## Work to complete
Tell how many lines in the data below contain "icon", using one number as the whole reply.

Dataset extract Block Start

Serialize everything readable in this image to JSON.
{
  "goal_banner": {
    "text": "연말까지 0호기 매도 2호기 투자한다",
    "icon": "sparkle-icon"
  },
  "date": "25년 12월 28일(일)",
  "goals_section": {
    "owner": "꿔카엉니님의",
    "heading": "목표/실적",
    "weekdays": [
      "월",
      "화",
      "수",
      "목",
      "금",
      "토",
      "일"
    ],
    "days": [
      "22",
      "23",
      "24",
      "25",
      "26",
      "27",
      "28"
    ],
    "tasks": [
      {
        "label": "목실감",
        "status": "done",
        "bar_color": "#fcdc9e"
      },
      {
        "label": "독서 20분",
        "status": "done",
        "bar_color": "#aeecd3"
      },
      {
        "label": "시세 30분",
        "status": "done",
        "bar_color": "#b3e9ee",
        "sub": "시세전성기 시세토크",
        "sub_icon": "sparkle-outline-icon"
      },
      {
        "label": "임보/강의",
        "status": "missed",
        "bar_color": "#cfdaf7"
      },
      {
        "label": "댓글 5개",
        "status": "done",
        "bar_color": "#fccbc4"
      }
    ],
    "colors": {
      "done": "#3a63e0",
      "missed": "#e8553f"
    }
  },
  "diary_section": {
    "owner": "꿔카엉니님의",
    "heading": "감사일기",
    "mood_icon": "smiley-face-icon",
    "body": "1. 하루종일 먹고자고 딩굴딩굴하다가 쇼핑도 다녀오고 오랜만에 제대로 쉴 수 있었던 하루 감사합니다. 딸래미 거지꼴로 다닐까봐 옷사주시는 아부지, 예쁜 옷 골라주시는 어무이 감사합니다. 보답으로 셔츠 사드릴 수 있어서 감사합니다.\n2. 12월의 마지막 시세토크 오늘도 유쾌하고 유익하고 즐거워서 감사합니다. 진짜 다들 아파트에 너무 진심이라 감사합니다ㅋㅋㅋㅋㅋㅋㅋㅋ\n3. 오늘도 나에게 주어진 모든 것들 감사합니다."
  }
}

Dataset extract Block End

## Your solution
3